Content starts

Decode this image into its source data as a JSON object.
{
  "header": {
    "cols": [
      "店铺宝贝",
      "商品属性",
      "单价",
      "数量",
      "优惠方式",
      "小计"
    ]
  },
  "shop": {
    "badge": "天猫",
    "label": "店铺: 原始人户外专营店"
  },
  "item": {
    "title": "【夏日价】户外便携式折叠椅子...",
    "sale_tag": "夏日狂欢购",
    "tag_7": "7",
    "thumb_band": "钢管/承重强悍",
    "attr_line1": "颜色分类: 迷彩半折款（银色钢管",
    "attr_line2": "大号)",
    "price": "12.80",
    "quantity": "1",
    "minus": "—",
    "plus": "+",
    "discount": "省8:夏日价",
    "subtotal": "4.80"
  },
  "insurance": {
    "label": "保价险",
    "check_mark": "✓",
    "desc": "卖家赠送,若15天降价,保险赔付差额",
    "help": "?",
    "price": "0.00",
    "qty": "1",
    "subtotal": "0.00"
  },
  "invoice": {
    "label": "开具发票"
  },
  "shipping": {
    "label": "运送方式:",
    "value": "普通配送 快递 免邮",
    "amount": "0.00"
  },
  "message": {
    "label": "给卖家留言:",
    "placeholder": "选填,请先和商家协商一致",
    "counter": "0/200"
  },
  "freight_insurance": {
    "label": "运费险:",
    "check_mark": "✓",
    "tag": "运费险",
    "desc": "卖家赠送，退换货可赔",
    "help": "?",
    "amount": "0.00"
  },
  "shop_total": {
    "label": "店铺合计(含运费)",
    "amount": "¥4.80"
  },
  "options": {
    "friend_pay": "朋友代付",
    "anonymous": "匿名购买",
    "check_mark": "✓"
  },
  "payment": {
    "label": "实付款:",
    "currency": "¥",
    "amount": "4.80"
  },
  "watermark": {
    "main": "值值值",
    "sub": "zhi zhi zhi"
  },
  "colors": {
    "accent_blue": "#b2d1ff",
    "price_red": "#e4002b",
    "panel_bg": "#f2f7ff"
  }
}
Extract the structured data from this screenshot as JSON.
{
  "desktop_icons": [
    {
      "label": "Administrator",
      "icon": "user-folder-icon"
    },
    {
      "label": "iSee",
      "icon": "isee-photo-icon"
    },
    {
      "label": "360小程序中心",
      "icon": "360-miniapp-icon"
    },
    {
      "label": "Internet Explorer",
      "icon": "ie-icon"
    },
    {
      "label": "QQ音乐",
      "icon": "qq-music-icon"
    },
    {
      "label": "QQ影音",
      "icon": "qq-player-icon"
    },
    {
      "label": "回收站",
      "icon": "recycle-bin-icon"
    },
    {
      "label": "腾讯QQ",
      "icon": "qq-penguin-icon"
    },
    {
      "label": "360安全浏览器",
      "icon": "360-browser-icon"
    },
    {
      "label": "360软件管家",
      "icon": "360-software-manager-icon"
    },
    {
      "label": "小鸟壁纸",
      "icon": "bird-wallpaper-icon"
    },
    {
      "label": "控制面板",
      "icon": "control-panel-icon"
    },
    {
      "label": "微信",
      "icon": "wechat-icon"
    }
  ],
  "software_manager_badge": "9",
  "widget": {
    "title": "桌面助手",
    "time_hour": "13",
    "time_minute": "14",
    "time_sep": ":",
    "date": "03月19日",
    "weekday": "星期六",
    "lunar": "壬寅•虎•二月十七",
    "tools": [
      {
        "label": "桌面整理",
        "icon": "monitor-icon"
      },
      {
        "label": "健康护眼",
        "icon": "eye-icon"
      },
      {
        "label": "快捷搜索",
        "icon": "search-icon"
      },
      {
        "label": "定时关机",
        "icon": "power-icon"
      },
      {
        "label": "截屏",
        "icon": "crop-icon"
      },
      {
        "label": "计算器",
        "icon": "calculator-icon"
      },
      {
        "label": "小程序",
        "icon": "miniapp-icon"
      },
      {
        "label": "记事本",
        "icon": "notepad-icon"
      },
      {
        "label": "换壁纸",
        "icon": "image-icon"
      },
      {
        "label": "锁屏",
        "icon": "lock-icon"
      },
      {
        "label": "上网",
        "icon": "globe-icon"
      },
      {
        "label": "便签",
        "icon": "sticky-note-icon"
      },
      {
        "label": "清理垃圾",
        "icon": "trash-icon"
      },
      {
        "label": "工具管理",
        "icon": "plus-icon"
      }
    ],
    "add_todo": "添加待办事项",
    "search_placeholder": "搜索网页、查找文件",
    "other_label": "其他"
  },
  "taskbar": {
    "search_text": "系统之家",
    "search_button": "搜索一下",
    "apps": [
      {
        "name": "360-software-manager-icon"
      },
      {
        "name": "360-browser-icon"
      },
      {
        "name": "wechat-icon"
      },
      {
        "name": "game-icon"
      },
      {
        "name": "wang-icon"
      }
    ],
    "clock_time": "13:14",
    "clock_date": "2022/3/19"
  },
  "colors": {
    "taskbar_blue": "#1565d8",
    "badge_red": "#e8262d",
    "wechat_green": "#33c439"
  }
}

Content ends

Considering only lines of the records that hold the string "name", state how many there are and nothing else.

5